By the end of this chapter, you should be able to:
- draw the PBL and its diurnal variation
- perform Reynolds averaging on an equation and derive an equation for the turbulent parts
- explain kinematic fluxes
- show vertical motion using eddy fluxes
- explain turbulent kinetic energy (TKE) and its behavior
- sketch the surface energy budget for different conditions
- 11.7: Frozen - The Taylor Hypothesis
- Taylor’s hypothesis says that we can assume that the turbulent eddies (which we can think of as large air parcels) are frozen as they advect past the sensor and thus the change in temperature within each eddy is negligible.
- 11.9: How Kinematic Fluxes Move Air Vertically
- We can look at the concept of kinematic flux. A flux is the transfer of some variable per unit area per unit time. Generally in meteorology, we care about variables like mass, heat (i.e., temperature), kinetic energy, moisture, momentum. Those who study the atmosphere's composition are also interested in the flux of chemicals emitted into the atmosphere from the surface and the flux of atmospheric pollutants, such as ozone, back to Earth's surface.
- 11.12: What other fluxes are important?
- We have focused on the sensible heat flux up to now, but turbulence creates other vertical fluxes.

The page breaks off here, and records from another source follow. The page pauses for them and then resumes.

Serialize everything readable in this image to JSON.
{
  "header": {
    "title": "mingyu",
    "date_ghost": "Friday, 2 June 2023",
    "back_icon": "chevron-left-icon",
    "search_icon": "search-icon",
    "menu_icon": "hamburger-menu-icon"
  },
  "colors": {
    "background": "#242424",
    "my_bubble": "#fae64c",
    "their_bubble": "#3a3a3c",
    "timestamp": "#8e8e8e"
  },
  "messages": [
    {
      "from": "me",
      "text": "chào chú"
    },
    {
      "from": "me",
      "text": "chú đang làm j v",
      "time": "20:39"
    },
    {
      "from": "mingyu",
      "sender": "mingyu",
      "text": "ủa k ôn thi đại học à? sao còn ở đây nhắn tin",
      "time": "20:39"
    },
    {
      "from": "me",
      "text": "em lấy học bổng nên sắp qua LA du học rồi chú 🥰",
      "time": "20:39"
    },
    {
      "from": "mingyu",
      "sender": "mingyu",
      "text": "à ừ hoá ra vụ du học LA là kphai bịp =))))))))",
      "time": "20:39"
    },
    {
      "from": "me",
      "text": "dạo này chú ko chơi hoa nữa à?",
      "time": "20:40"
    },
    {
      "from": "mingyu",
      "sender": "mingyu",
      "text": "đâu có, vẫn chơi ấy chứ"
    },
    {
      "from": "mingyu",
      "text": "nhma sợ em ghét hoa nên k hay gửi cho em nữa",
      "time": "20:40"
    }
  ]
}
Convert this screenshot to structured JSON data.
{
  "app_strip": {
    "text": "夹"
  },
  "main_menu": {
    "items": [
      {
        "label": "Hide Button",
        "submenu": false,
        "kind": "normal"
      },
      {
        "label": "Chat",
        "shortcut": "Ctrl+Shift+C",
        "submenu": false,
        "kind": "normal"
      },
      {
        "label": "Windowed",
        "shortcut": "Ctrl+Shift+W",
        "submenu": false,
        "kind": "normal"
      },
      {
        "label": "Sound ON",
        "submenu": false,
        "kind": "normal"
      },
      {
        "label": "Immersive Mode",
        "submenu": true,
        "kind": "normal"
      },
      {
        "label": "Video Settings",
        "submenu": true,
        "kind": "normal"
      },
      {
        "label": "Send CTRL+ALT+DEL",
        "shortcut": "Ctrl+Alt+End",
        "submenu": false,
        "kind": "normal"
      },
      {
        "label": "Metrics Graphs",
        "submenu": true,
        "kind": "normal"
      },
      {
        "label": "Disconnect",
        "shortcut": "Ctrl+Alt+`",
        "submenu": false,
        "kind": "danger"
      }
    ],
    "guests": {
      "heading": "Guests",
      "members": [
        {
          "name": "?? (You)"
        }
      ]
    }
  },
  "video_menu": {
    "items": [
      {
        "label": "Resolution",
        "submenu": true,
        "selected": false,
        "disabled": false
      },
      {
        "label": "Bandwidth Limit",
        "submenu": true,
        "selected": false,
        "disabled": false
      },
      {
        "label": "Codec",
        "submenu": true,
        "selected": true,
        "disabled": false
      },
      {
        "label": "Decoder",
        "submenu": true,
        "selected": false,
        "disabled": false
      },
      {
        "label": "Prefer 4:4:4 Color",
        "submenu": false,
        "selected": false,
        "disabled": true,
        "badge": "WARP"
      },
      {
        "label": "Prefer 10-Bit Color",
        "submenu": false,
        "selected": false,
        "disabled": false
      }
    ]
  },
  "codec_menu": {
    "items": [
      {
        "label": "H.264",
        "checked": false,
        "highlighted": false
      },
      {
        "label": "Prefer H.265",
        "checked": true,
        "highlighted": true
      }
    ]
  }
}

There are many vertical turbulent fluxes, but two important ones are the latent heat flux, which involves the vertical transport of water vapor, and the horizontal momentum flux, which involves the vertical transport of horizontal wind.
Thumbnail: Eddies exist across the world’s oceans and can help fuel hurricanes. (Public Domain; NASA).